‘A couple.’ He located a curled photograph from the box. ‘This was taken in 1944. My grandfather is the boy in the kilt; the RAF pilot is my great-grandfather and my great-great-grandfather, the old man, was a much decorated soldier in the First War. Lots of heroes in the family,’ he said with quiet pride.
Claire noted the strong family resemblance down the generations: the Buchannans were all imposing and broad shouldered, the epitome of “tall, dark and handsome”.
‘Strong genetics,’ she commented.
‘My father thinks we’re the Black Buchannans because of some dastardly deed long in the past. My grandfather thought we were black-hearted soldiers, ruthless, but effective. We’re certainly unlike the main branch of the family, scrawny pen-pushers, the lot of them.’ He shrugged. ‘One of your tasks is to discover why we’ve had such advantages.’
After he’d left, Claire sorted everything, piece by piece, in chronological order. Lots to write about.

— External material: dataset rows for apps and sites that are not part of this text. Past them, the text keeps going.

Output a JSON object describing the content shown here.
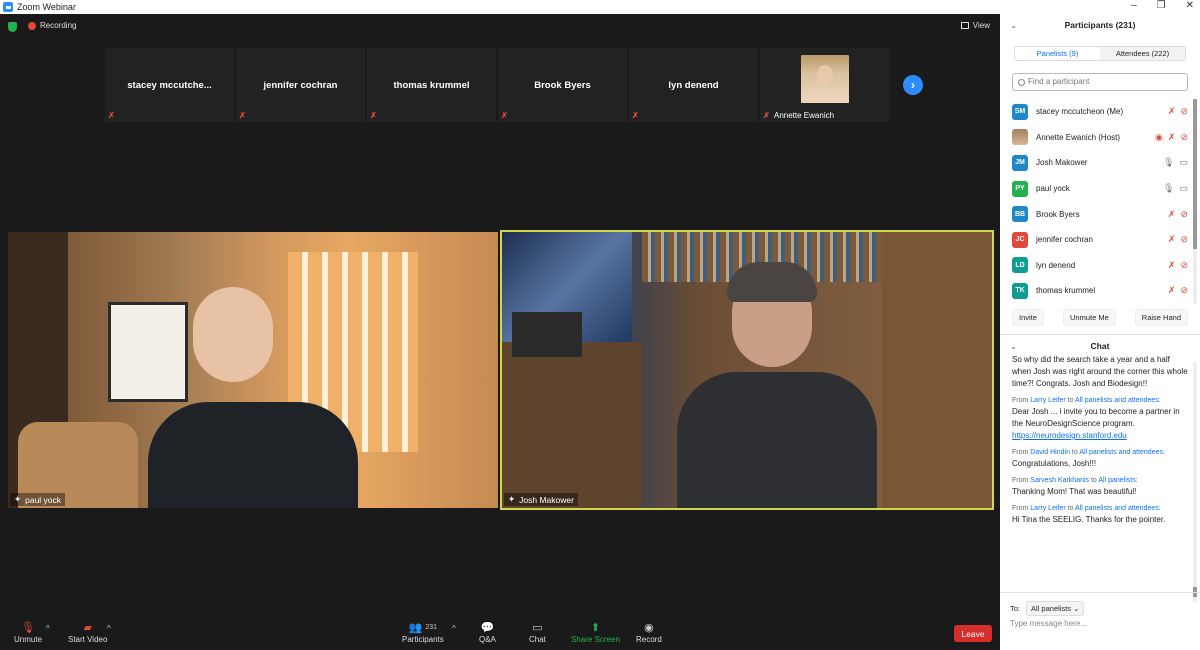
{
  "window": {
    "title": "Zoom Webinar"
  },
  "topbar": {
    "recording_label": "Recording",
    "view_label": "View"
  },
  "gallery": [
    {
      "name": "stacey  mccutche...",
      "has_photo": false
    },
    {
      "name": "jennifer cochran",
      "has_photo": false
    },
    {
      "name": "thomas krummel",
      "has_photo": false
    },
    {
      "name": "Brook Byers",
      "has_photo": false
    },
    {
      "name": "lyn denend",
      "has_photo": false
    },
    {
      "name": "Annette Ewanich",
      "has_photo": true
    }
  ],
  "videos": [
    {
      "name": "paul yock"
    },
    {
      "name": "Josh Makower"
    }
  ],
  "toolbar": {
    "unmute": "Unmute",
    "start_video": "Start Video",
    "participants": "Participants",
    "participants_count": "231",
    "qa": "Q&A",
    "chat": "Chat",
    "share_screen": "Share Screen",
    "record": "Record",
    "leave": "Leave"
  },
  "panel": {
    "title": "Participants (231)",
    "tabs": [
      "Panelists (9)",
      "Attendees (222)"
    ],
    "search_placeholder": "Find a participant",
    "participants": [
      {
        "initials": "SM",
        "name": "stacey mccutcheon (Me)",
        "color": "#1e88c9",
        "mic": "muted",
        "video": "off"
      },
      {
        "initials": "",
        "name": "Annette Ewanich (Host)",
        "color": "#a07f5a",
        "mic": "muted",
        "video": "off"
      },
      {
        "initials": "JM",
        "name": "Josh Makower",
        "color": "#1e88c9",
        "mic": "on",
        "video": "on"
      },
      {
        "initials": "PY",
        "name": "paul yock",
        "color": "#23b14d",
        "mic": "on",
        "video": "on"
      },
      {
        "initials": "BB",
        "name": "Brook Byers",
        "color": "#1e88c9",
        "mic": "muted",
        "video": "off"
      },
      {
        "initials": "JC",
        "name": "jennifer cochran",
        "color": "#e0493b",
        "mic": "muted",
        "video": "off"
      },
      {
        "initials": "LD",
        "name": "lyn denend",
        "color": "#0f9d8f",
        "mic": "muted",
        "video": "off"
      },
      {
        "initials": "TK",
        "name": "thomas krummel",
        "color": "#0f9d8f",
        "mic": "muted",
        "video": "off"
      }
    ],
    "buttons": [
      "Invite",
      "Unmute Me",
      "Raise Hand"
    ]
  },
  "chat": {
    "title": "Chat",
    "messages": [
      {
        "from": "",
        "to": "",
        "text": "So why did the search take a year and a half when Josh was right around the corner this whole time?! Congrats. Josh and Biodesign!!",
        "link": ""
      },
      {
        "from": "Larry Leifer",
        "to": "All panelists and attendees:",
        "text": "Dear Josh ... i invite you to become a partner in the NeuroDesignScience program.",
        "link": "https://neurodesign.stanford.edu"
      },
      {
        "from": "David Hindin",
        "to": "All panelists and attendees:",
        "text": "Congratulations, Josh!!!",
        "link": ""
      },
      {
        "from": "Sarvesh Karkhanis",
        "to": "All panelists:",
        "text": "Thanking Mom! That was beautiful!",
        "link": ""
      },
      {
        "from": "Larry Leifer",
        "to": "All panelists and attendees:",
        "text": "Hi Tina the SEELIG.  Thanks for the pointer.",
        "link": ""
      }
    ],
    "to_label": "To:",
    "to_value": "All panelists",
    "input_placeholder": "Type message here..."
  }
}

Some weeks later as she replaced the documents and photographs into the box, she noticed a scrap of white under the box’s lining. She extracted a sepia-toned photograph labelled, “Wikitoria TeHana, Rotorua, 1878”. Claire could see the beautiful young woman’s Maori ancestry in her strong Polynesian bone structure. She’d been posed sitting on the highly-waxed floor of a cabana with steam artistically swirling about and her bare feet splashing in one of the Rotorua hot pools. With her magnifying glass, Claire peered closer at Wikitoria. Was that the same bone carving on a cord around her neck?
Claire went back to the oldest full-sized photo. On the back she read, “The Rev. Walter and wif—” with “Roto—” below. The reverend was undersized, pallid and puny-looking, formally dressed for, presumably, his wedding. The pendant was now a brooch, the impressive bone and pearl kilt-pin Claire had been shown. He had proudly posed with a possessive hand on the shoulder of his new wife but the image of her face had been since torn away.
Claire suddenly realised the mystery was solved. She stared into the good reverend’s pale eyes, imagining him foretelling the darkly handsome Buchannans he was about to father with this Maori warrior-princess, offspring who would be tall, broad-shouldered and vigorous. The revitalisation of the Buchannan line.
Claire punched the air. Yes!